There are some configuration items to help speed this up in the advanced section of the inventory scanner, but first things first, see if this is your issue.
LANDesk Silver ESP
The One-Stop Shop for LANDesk Enhancements
Thanks for your response. I had forgotten about the ldscans folder. Watching it gave me the insight I needed, which was to remove /sync from the script.
5:02: started job against 469 PCs and servers.
5:15: 461 .scn files in ldscan folder. Most arrived by the five minute mark but more continue to appear.
5:23: 175 .scan files from 5:04 are still alive. No new files since 5:19.
5:35: 67 objects remaining timestamped 5:04. Last new file at 5:24.
5:37: initiated a hardware/software scan on one machine whose file was dated 5:13 (meaning it prob won't be ingested for another
5:44: I ran the same command as the script, minus /sync, on my own PC. The resulting .scn file is 250KB, much less than the others, though more than what I got from a console-triggered scan. Interesting. Meanwhile,
5:56: 89 of the original files
These are actually significantly better results than I experienced yesterday, but still disappointing compared to what I was hoping for.
I decided to test again, this time making a copy of the script and removing /sync from the command line.Using the /sync discovery from the first test, I removed /sync from it.
6:10: started job
6:12: 195 .scn files. Average size: 81KB!
6:14: 300 .scn files.
6:16: 120 .scn files.
6:17: empty.

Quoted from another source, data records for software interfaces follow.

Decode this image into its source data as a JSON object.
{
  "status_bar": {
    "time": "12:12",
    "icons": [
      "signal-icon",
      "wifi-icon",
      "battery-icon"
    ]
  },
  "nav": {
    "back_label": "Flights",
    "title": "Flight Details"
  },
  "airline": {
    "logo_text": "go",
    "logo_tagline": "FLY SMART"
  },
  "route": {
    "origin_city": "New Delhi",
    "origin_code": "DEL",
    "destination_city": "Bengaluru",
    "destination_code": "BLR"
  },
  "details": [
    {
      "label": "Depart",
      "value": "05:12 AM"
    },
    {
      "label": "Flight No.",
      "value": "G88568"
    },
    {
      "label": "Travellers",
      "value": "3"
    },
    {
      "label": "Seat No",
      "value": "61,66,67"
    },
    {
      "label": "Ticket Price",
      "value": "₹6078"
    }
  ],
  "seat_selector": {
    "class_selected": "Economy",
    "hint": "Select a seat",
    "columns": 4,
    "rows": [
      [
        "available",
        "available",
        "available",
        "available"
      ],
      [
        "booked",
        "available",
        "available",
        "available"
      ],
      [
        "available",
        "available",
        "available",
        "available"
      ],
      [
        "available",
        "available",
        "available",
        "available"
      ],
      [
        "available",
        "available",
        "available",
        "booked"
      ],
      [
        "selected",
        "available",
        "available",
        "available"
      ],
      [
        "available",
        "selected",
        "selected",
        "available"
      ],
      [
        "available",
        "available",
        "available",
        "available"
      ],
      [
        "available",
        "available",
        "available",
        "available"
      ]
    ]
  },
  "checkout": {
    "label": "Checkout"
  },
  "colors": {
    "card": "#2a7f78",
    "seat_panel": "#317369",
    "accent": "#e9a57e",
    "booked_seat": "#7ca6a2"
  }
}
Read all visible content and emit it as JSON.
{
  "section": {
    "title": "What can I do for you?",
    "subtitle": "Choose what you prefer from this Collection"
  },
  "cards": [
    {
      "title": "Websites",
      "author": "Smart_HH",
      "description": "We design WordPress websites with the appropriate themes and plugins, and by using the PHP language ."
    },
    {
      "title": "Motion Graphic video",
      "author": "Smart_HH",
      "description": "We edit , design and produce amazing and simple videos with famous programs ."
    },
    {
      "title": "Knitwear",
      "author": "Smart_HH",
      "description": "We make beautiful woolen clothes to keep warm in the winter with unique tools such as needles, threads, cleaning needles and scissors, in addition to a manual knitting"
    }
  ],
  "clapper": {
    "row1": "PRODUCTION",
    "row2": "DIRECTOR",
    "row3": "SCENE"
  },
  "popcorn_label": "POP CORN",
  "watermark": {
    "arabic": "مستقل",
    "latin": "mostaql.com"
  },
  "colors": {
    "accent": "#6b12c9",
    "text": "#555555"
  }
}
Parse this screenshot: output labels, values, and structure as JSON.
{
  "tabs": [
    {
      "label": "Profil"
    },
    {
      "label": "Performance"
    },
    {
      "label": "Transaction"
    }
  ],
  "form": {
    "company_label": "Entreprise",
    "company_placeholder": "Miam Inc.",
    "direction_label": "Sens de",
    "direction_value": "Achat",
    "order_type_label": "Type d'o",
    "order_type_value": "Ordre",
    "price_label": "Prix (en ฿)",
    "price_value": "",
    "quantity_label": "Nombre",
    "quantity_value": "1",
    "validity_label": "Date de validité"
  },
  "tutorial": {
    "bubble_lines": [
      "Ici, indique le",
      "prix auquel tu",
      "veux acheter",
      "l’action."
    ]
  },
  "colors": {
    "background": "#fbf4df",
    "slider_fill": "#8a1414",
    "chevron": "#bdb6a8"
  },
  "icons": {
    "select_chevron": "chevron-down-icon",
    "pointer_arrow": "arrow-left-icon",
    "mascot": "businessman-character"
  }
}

Checked the console and all the machines that could respond have an updated scan date.
Now *that*'s more like it.